Tally every line of the entries that contains the string "false", then reply with only that number.

################

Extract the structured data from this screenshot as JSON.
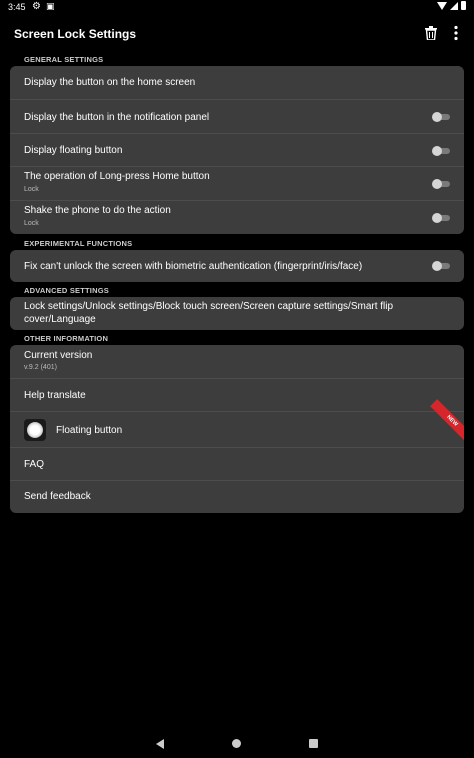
{
  "status_bar": {
    "time": "3:45"
  },
  "app_bar": {
    "title": "Screen Lock Settings"
  },
  "sections": {
    "general": "GENERAL SETTINGS",
    "experimental": "EXPERIMENTAL FUNCTIONS",
    "advanced": "ADVANCED SETTINGS",
    "other": "OTHER INFORMATION"
  },
  "general": {
    "home_button": "Display the button on the home screen",
    "notification_panel": "Display the button in the notification panel",
    "floating_button": "Display floating button",
    "long_press": {
      "label": "The operation of Long-press Home button",
      "value": "Lock"
    },
    "shake": {
      "label": "Shake the phone to do the action",
      "value": "Lock"
    }
  },
  "experimental": {
    "biometric": "Fix can't unlock the screen with biometric authentication (fingerprint/iris/face)"
  },
  "advanced": {
    "line1": "Lock settings/Unlock settings/Block touch screen/Screen capture settings/Smart flip",
    "line2": "cover/Language"
  },
  "other": {
    "version_label": "Current version",
    "version_value": "v.9.2 (401)",
    "help_translate": "Help translate",
    "floating_button": "Floating button",
    "new_badge": "NEW",
    "faq": "FAQ",
    "feedback": "Send feedback"
  },
  "toggles": {
    "notification_panel": false,
    "floating_button": false,
    "long_press": false,
    "shake": false,
    "biometric": false
  },
  "colors": {
    "card": "#3d3d3d",
    "background": "#000000",
    "badge": "#d6262b"
  }
}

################

**Solution below**
5